▶ [YOUR OBJECTIVE]: Could you return every record below exactly as it stands, leaving out the pictures?

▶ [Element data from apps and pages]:

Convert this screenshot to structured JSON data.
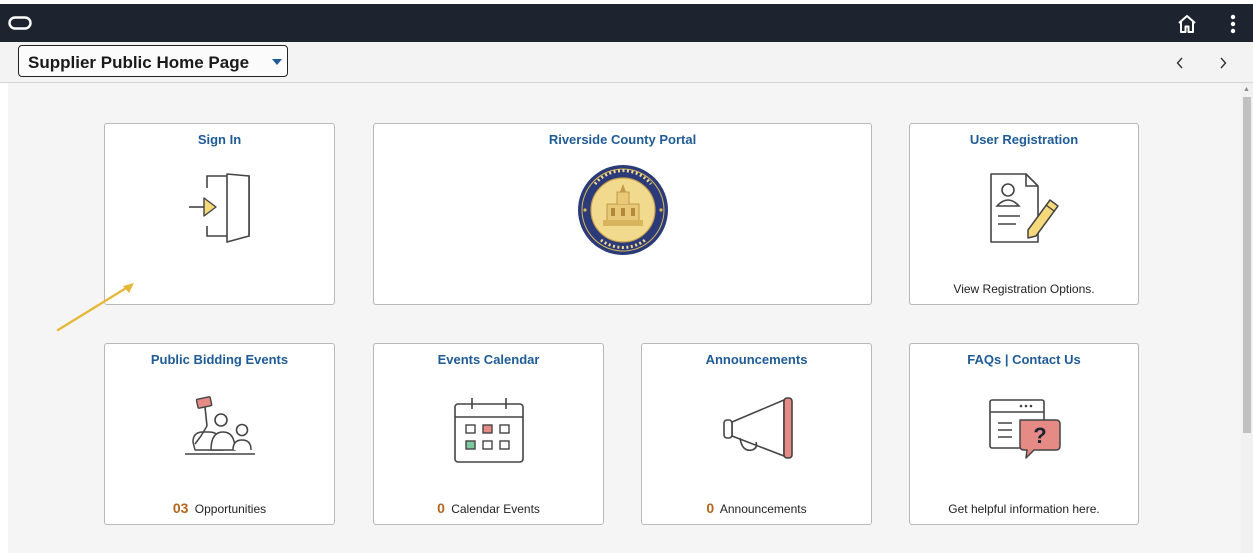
{
  "header": {
    "logo_icon": "oracle-oval-logo-icon",
    "home_icon": "home-icon",
    "menu_icon": "kebab-menu-icon"
  },
  "subheader": {
    "page_title": "Supplier Public Home Page",
    "dropdown_icon": "caret-down-icon",
    "prev_icon": "chevron-left-icon",
    "next_icon": "chevron-right-icon"
  },
  "tiles": {
    "sign_in": {
      "title": "Sign In",
      "icon": "sign-in-door-icon"
    },
    "portal": {
      "title": "Riverside County Portal",
      "icon": "county-seal-icon"
    },
    "registration": {
      "title": "User Registration",
      "footer": "View Registration Options.",
      "icon": "registration-form-icon"
    },
    "bidding": {
      "title": "Public Bidding Events",
      "count": "03",
      "footer": "Opportunities",
      "icon": "bidding-paddle-icon"
    },
    "calendar": {
      "title": "Events Calendar",
      "count": "0",
      "footer": "Calendar Events",
      "icon": "calendar-icon"
    },
    "announcements": {
      "title": "Announcements",
      "count": "0",
      "footer": "Announcements",
      "icon": "megaphone-icon"
    },
    "faqs": {
      "title": "FAQs | Contact Us",
      "footer": "Get helpful information here.",
      "icon": "help-question-icon"
    }
  },
  "colors": {
    "header_bg": "#1d2430",
    "tile_title": "#1f5b96",
    "count": "#b5651d",
    "annotation_arrow": "#e6b83a"
  }
}
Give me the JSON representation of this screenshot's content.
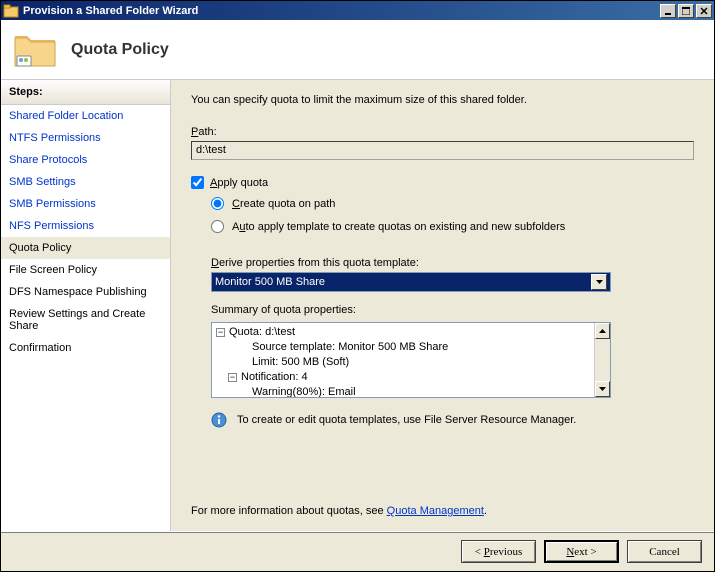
{
  "window": {
    "title": "Provision a Shared Folder Wizard"
  },
  "header": {
    "title": "Quota Policy"
  },
  "sidebar": {
    "heading": "Steps:",
    "items": [
      {
        "label": "Shared Folder Location",
        "state": "done"
      },
      {
        "label": "NTFS Permissions",
        "state": "done"
      },
      {
        "label": "Share Protocols",
        "state": "done"
      },
      {
        "label": "SMB Settings",
        "state": "done"
      },
      {
        "label": "SMB Permissions",
        "state": "done"
      },
      {
        "label": "NFS Permissions",
        "state": "done"
      },
      {
        "label": "Quota Policy",
        "state": "current"
      },
      {
        "label": "File Screen Policy",
        "state": "pending"
      },
      {
        "label": "DFS Namespace Publishing",
        "state": "pending"
      },
      {
        "label": "Review Settings and Create Share",
        "state": "pending"
      },
      {
        "label": "Confirmation",
        "state": "pending"
      }
    ]
  },
  "content": {
    "intro": "You can specify quota to limit the maximum size of this shared folder.",
    "path_label": "Path:",
    "path_value": "d:\\test",
    "apply_quota_label": "Apply quota",
    "apply_quota_checked": true,
    "radio_create_label": "Create quota on path",
    "radio_auto_label": "Auto apply template to create quotas on existing and new subfolders",
    "radio_selected": "create",
    "derive_label": "Derive properties from this quota template:",
    "template_selected": "Monitor 500 MB Share",
    "summary_label": "Summary of quota properties:",
    "summary_tree": {
      "root": "Quota: d:\\test",
      "source": "Source template: Monitor 500 MB Share",
      "limit": "Limit: 500 MB (Soft)",
      "notification": "Notification: 4",
      "warning": "Warning(80%): Email"
    },
    "info_text": "To create or edit quota templates, use File Server Resource Manager.",
    "more_prefix": "For more information about quotas, see ",
    "more_link": "Quota Management",
    "more_suffix": "."
  },
  "footer": {
    "previous": "< Previous",
    "next": "Next >",
    "cancel": "Cancel"
  }
}
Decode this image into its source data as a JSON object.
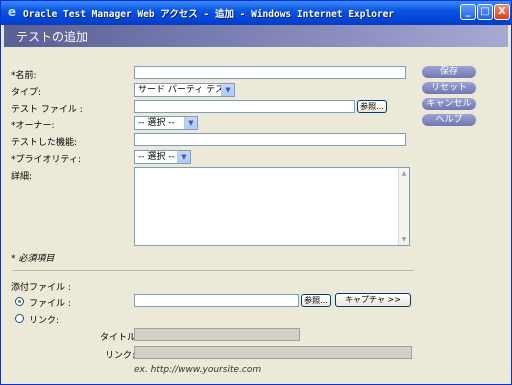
{
  "window": {
    "title": "Oracle Test Manager Web アクセス - 追加 - Windows Internet Explorer",
    "min_label": "_",
    "max_label": "□",
    "close_label": "X"
  },
  "header": {
    "title": "テストの追加"
  },
  "form": {
    "name_label": "*名前:",
    "name_value": "",
    "type_label": "タイプ:",
    "type_value": "サード パーティ テスト",
    "test_file_label": "テスト ファイル :",
    "browse_label": "参照...",
    "owner_label": "*オーナー:",
    "owner_value": "-- 選択 --",
    "tested_feature_label": "テストした機能:",
    "priority_label": "*プライオリティ:",
    "priority_value": "-- 選択 --",
    "details_label": "詳細:",
    "required_note": "* 必須項目"
  },
  "side_buttons": {
    "save": "保存",
    "reset": "リセット",
    "cancel": "キャンセル",
    "help": "ヘルプ"
  },
  "attachment": {
    "label": "添付ファイル :",
    "file_option": "ファイル :",
    "link_option": "リンク:",
    "browse_label": "参照...",
    "capture_label": "キャプチャ >>",
    "title_label": "タイトル:",
    "link_label": "リンク:",
    "example": "ex. http://www.yoursite.com",
    "selected": "file"
  },
  "colors": {
    "titlebar": "#0a54e3",
    "header": "#6a6fa8",
    "side_button": "#8a8fc4"
  }
}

▶ [RESPONSE TO THIS EXERCISE]:
Convert this screenshot to structured JSON data.
{
  "header": {
    "logo_icon": "oracle-oval-logo-icon",
    "home_icon": "home-icon",
    "menu_icon": "kebab-menu-icon"
  },
  "subheader": {
    "page_title": "Supplier Public Home Page",
    "dropdown_icon": "caret-down-icon",
    "prev_icon": "chevron-left-icon",
    "next_icon": "chevron-right-icon"
  },
  "tiles": {
    "sign_in": {
      "title": "Sign In",
      "icon": "sign-in-door-icon"
    },
    "portal": {
      "title": "Riverside County Portal",
      "icon": "county-seal-icon"
    },
    "registration": {
      "title": "User Registration",
      "footer": "View Registration Options.",
      "icon": "registration-form-icon"
    },
    "bidding": {
      "title": "Public Bidding Events",
      "count": "03",
      "footer": "Opportunities",
      "icon": "bidding-paddle-icon"
    },
    "calendar": {
      "title": "Events Calendar",
      "count": "0",
      "footer": "Calendar Events",
      "icon": "calendar-icon"
    },
    "announcements": {
      "title": "Announcements",
      "count": "0",
      "footer": "Announcements",
      "icon": "megaphone-icon"
    },
    "faqs": {
      "title": "FAQs | Contact Us",
      "footer": "Get helpful information here.",
      "icon": "help-question-icon"
    }
  },
  "colors": {
    "header_bg": "#1d2430",
    "tile_title": "#1f5b96",
    "count": "#b5651d",
    "annotation_arrow": "#e6b83a"
  }
}
Give me the JSON representation of this screenshot's content.
{
  "window": {
    "title": "Provision a Shared Folder Wizard"
  },
  "header": {
    "title": "Quota Policy"
  },
  "sidebar": {
    "heading": "Steps:",
    "items": [
      {
        "label": "Shared Folder Location",
        "state": "done"
      },
      {
        "label": "NTFS Permissions",
        "state": "done"
      },
      {
        "label": "Share Protocols",
        "state": "done"
      },
      {
        "label": "SMB Settings",
        "state": "done"
      },
      {
        "label": "SMB Permissions",
        "state": "done"
      },
      {
        "label": "NFS Permissions",
        "state": "done"
      },
      {
        "label": "Quota Policy",
        "state": "current"
      },
      {
        "label": "File Screen Policy",
        "state": "pending"
      },
      {
        "label": "DFS Namespace Publishing",
        "state": "pending"
      },
      {
        "label": "Review Settings and Create Share",
        "state": "pending"
      },
      {
        "label": "Confirmation",
        "state": "pending"
      }
    ]
  },
  "content": {
    "intro": "You can specify quota to limit the maximum size of this shared folder.",
    "path_label": "Path:",
    "path_value": "d:\\test",
    "apply_quota_label": "Apply quota",
    "apply_quota_checked": true,
    "radio_create_label": "Create quota on path",
    "radio_auto_label": "Auto apply template to create quotas on existing and new subfolders",
    "radio_selected": "create",
    "derive_label": "Derive properties from this quota template:",
    "template_selected": "Monitor 500 MB Share",
    "summary_label": "Summary of quota properties:",
    "summary_tree": {
      "root": "Quota: d:\\test",
      "source": "Source template: Monitor 500 MB Share",
      "limit": "Limit: 500 MB (Soft)",
      "notification": "Notification: 4",
      "warning": "Warning(80%): Email"
    },
    "info_text": "To create or edit quota templates, use File Server Resource Manager.",
    "more_prefix": "For more information about quotas, see ",
    "more_link": "Quota Management",
    "more_suffix": "."
  },
  "footer": {
    "previous": "< Previous",
    "next": "Next >",
    "cancel": "Cancel"
  }
}
Decode this image into its source data as a JSON object.
{
  "window": {
    "title": "Oracle Test Manager Web アクセス - 追加 - Windows Internet Explorer",
    "min_label": "_",
    "max_label": "□",
    "close_label": "X"
  },
  "header": {
    "title": "テストの追加"
  },
  "form": {
    "name_label": "*名前:",
    "name_value": "",
    "type_label": "タイプ:",
    "type_value": "サード パーティ テスト",
    "test_file_label": "テスト ファイル :",
    "browse_label": "参照...",
    "owner_label": "*オーナー:",
    "owner_value": "-- 選択 --",
    "tested_feature_label": "テストした機能:",
    "priority_label": "*プライオリティ:",
    "priority_value": "-- 選択 --",
    "details_label": "詳細:",
    "required_note": "* 必須項目"
  },
  "side_buttons": {
    "save": "保存",
    "reset": "リセット",
    "cancel": "キャンセル",
    "help": "ヘルプ"
  },
  "attachment": {
    "label": "添付ファイル :",
    "file_option": "ファイル :",
    "link_option": "リンク:",
    "browse_label": "参照...",
    "capture_label": "キャプチャ >>",
    "title_label": "タイトル:",
    "link_label": "リンク:",
    "example": "ex. http://www.yoursite.com",
    "selected": "file"
  },
  "colors": {
    "titlebar": "#0a54e3",
    "header": "#6a6fa8",
    "side_button": "#8a8fc4"
  }
}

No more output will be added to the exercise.